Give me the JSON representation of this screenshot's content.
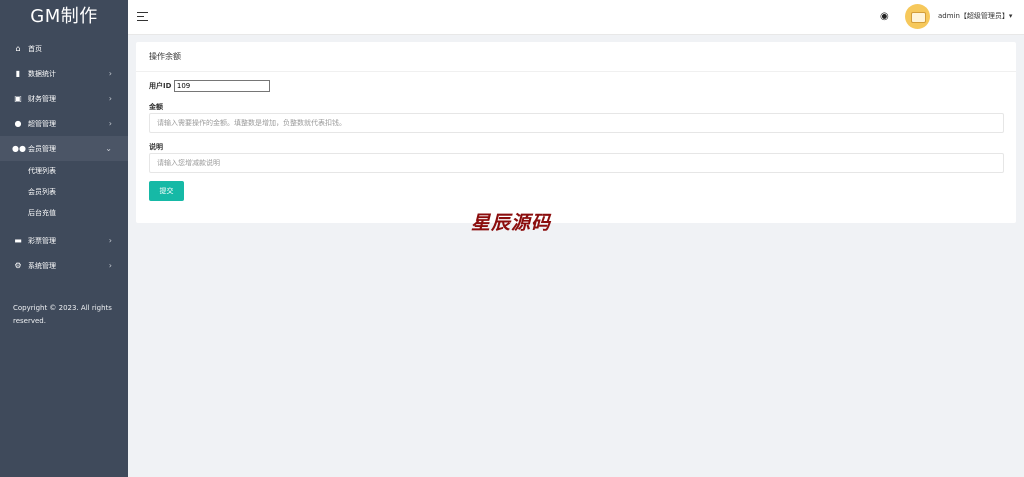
{
  "app": {
    "logo": "GM制作",
    "copyright": "Copyright © 2023. All rights reserved."
  },
  "sidebar": {
    "items": [
      {
        "icon": "home-icon",
        "label": "首页",
        "has_arrow": false
      },
      {
        "icon": "bar-chart-icon",
        "label": "数据统计",
        "has_arrow": true
      },
      {
        "icon": "bank-icon",
        "label": "财务管理",
        "has_arrow": true
      },
      {
        "icon": "user-icon",
        "label": "超管管理",
        "has_arrow": true
      },
      {
        "icon": "users-icon",
        "label": "会员管理",
        "has_arrow": true,
        "expanded": true
      },
      {
        "icon": "gamepad-icon",
        "label": "彩票管理",
        "has_arrow": true
      },
      {
        "icon": "gear-icon",
        "label": "系统管理",
        "has_arrow": true
      }
    ],
    "submenu": [
      "代理列表",
      "会员列表",
      "后台充值"
    ],
    "arrow_collapsed": "›",
    "arrow_expanded": "⌄"
  },
  "topbar": {
    "username": "admin【超级管理员】▾"
  },
  "card": {
    "title": "操作余额",
    "user_id_label": "用户ID",
    "user_id_value": "109",
    "amount_label": "金额",
    "amount_placeholder": "请输入需要操作的金额。填整数是增加，负整数就代表扣钱。",
    "note_label": "说明",
    "note_placeholder": "请输入您增减款说明",
    "submit_label": "提交"
  },
  "watermark": "星辰源码",
  "colors": {
    "sidebar_bg": "#3f4a5b",
    "accent": "#16b9a6",
    "watermark": "#8b0d0d"
  }
}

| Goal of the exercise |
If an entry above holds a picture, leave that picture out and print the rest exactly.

| Your solution |
Give me the JSON representation of this screenshot's content.
{
  "app": {
    "logo": "GM制作",
    "copyright": "Copyright © 2023. All rights reserved."
  },
  "sidebar": {
    "items": [
      {
        "icon": "home-icon",
        "label": "首页",
        "has_arrow": false
      },
      {
        "icon": "bar-chart-icon",
        "label": "数据统计",
        "has_arrow": true
      },
      {
        "icon": "bank-icon",
        "label": "财务管理",
        "has_arrow": true
      },
      {
        "icon": "user-icon",
        "label": "超管管理",
        "has_arrow": true
      },
      {
        "icon": "users-icon",
        "label": "会员管理",
        "has_arrow": true,
        "expanded": true
      },
      {
        "icon": "gamepad-icon",
        "label": "彩票管理",
        "has_arrow": true
      },
      {
        "icon": "gear-icon",
        "label": "系统管理",
        "has_arrow": true
      }
    ],
    "submenu": [
      "代理列表",
      "会员列表",
      "后台充值"
    ],
    "arrow_collapsed": "›",
    "arrow_expanded": "⌄"
  },
  "topbar": {
    "username": "admin【超级管理员】▾"
  },
  "card": {
    "title": "操作余额",
    "user_id_label": "用户ID",
    "user_id_value": "109",
    "amount_label": "金额",
    "amount_placeholder": "请输入需要操作的金额。填整数是增加，负整数就代表扣钱。",
    "note_label": "说明",
    "note_placeholder": "请输入您增减款说明",
    "submit_label": "提交"
  },
  "watermark": "星辰源码",
  "colors": {
    "sidebar_bg": "#3f4a5b",
    "accent": "#16b9a6",
    "watermark": "#8b0d0d"
  }
}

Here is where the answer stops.